Whenever her husband Will gives her a gift, Erin is torn. Instead of being excited about the beautiful necklace, phone upgrade, or trendy shoes, all she can think of is how far the expense is taking them over their budget. When she blurts out another “Thank you, but…”, Will always gives her the same crestfallen look. He just can’t understand the “but.” He wants to make her feel special, and money is no object because everything she does for him and the kids is priceless to Will.

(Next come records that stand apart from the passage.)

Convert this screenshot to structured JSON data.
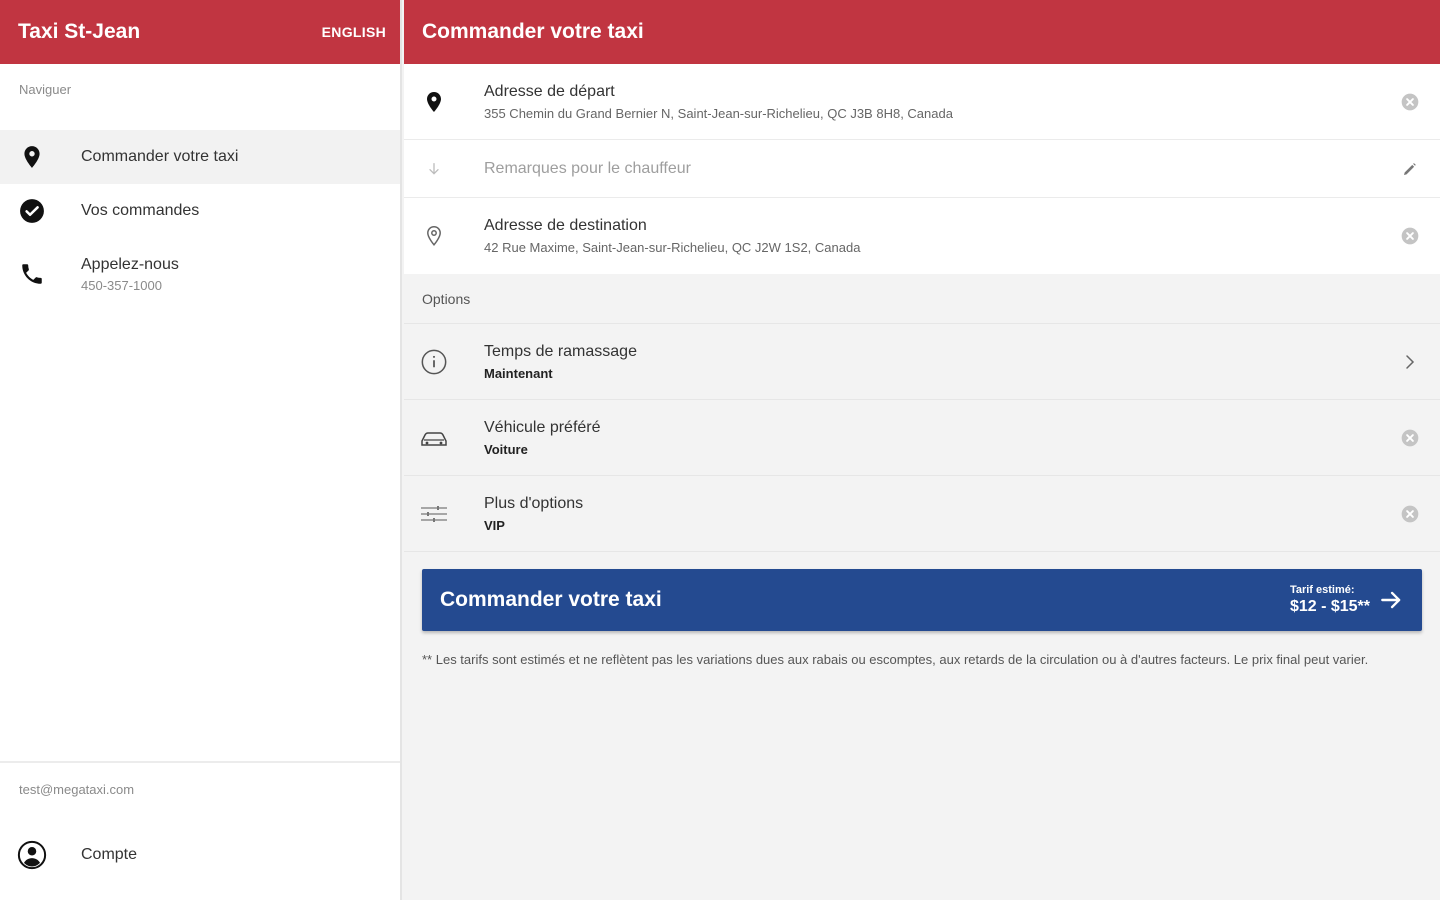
{
  "sidebar": {
    "app_title": "Taxi St-Jean",
    "language_label": "ENGLISH",
    "nav_caption": "Naviguer",
    "items": [
      {
        "label": "Commander votre taxi",
        "icon": "location-pin-icon",
        "active": true
      },
      {
        "label": "Vos commandes",
        "icon": "check-circle-icon"
      },
      {
        "label": "Appelez-nous",
        "sublabel": "450-357-1000",
        "icon": "phone-icon"
      }
    ],
    "user_email": "test@megataxi.com",
    "account_label": "Compte"
  },
  "header": {
    "title": "Commander votre taxi"
  },
  "addresses": {
    "pickup": {
      "title": "Adresse de départ",
      "value": "355 Chemin du Grand Bernier N, Saint-Jean-sur-Richelieu, QC J3B 8H8, Canada"
    },
    "notes": {
      "placeholder": "Remarques pour le chauffeur"
    },
    "destination": {
      "title": "Adresse de destination",
      "value": "42 Rue Maxime, Saint-Jean-sur-Richelieu, QC J2W 1S2, Canada"
    }
  },
  "options": {
    "caption": "Options",
    "pickup_time": {
      "title": "Temps de ramassage",
      "value": "Maintenant"
    },
    "vehicle": {
      "title": "Véhicule préféré",
      "value": "Voiture"
    },
    "more": {
      "title": "Plus d'options",
      "value": "VIP"
    }
  },
  "order": {
    "label": "Commander votre taxi",
    "fare_caption": "Tarif estimé:",
    "fare_range": "$12 - $15**"
  },
  "disclaimer": "** Les tarifs sont estimés et ne reflètent pas les variations dues aux rabais ou escomptes, aux retards de la circulation ou à d'autres facteurs. Le prix final peut varier.",
  "colors": {
    "brand_red": "#c13541",
    "action_blue": "#244a90"
  }
}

Erin loves her husband dearly and appreciates his desire to make her feel cherished. But they’ve been working so hard to finally get their college loans paid off. Once that debt is gone they can start putting more money towards the down payment for a bigger house with the additional bedroom they desperately need and a bigger yard for the kids to play in. She sees Will’s gifts as extravagant expenses that keep pushing the student debt finish line further away.
So where is this conflict between Erin and Will coming from? They both want the best for each other and for their family! In our latest book, Thriving in Love and Money, Jeff and I identify key areas where spouses can learn to communicate better, understand each other, and resolve (or avoid) money clashes like Erin and Will’s.
Let’s take a closer look at what might be behind their conflict, to help you and your spouse better understand your own money issues.
Spouses Often Have Different Viewpoints Around Money
The foundational truth that we share in Thriving in Love and Money is that money issues aren’t really about the money. If they were, people who had plenty of money wouldn’t have any arguments about it! The reality is that people have very different values and beliefs about money. And when we put two unique individuals together in a marriage, those disparate values and beliefs can (surprise!) create conflict.
For Will—and maybe for you or your spouse—money is a tool to be used, not tucked away for a rainy day. He takes one day at a time, approaching expenses with the belief that the money will take care of itself as long as he and Erin work hard and are generally responsible about their finances. For Erin—and maybe for you or your spouse—delayed gratification plays a big part in her financial approach. She keeps the big picture in mind and is willing to make sacrifices today that will pay off in the long run.
It’s clear that these two financial approaches—both valid, both reasonable—are rooted in values that express an overall approach to life. So how do Erin and Will—you and your spouse—reconcile these different approaches?
Talk With Your Spouse About Your Money Beliefs
Communication is key. We need to talk to our spouses about what’s behind our financial decisions. Maybe the loss of Will’s dad at a young age has made him determined not to put every spare penny aside for a far-off day that may never come. Erin might remember her dad and mom working long hours at extra jobs to make ends meet—giving her the resolve to value family time over things.
A woman we interviewed for Thriving in Love and Money felt, like Erin, that her husband was giving her gifts that were too extravagant. When she looked more deeply into her own behavior and expectations, she realized that her childhood experience of poverty was carrying over into her present-day relationship. She said, “The day he tried to take me to the Apple store for the iPad and I was so snitty about it, I realized: I have to get over myself. I have to just say ‘thank you’ when he wants to do something nice for me.”
We all have knee-jerk reactions that reflect our money beliefs, and Erin’s “Thank you, but…” response to Will’s gifts is one example.
When Gift-Giving Conflicts Arise, Show Grace and Gratitude
Look for ways to meet both spouse’s short-term wants and needs without impacting your long-term goals. And have grace with your spouse. Yes, there will be times when we need to hold a hard line on expenses. But know and believe that your spouse has your best in mind. Be grateful for generosity, be thankful for restraint. Instead of clashing without giving in, soften and allow your different perspectives to complement one another.
Erin and Will agreed to limit his higher-priced gifts to two occasions: her birthday and their anniversary. He has committed to stay within an established price range. And Erin has determined that she will eliminate the “but” and simply say “Thank you.”
When you make the effort to understand and honor your spouse’s unique perspective and values as presents are exchanged over the holidays (and all year round), you’ll give—and receive—a gift much greater than money can buy.
Are you currently reading Shaunti’s latest devotional, Find Joy? Please leave a book review on Amazon!
And check out her latest book (co-authored with her husband, Jeff), Thriving in Love and Money. Because you need a better relationship, not just a better budget.
This article was first published at Patheos.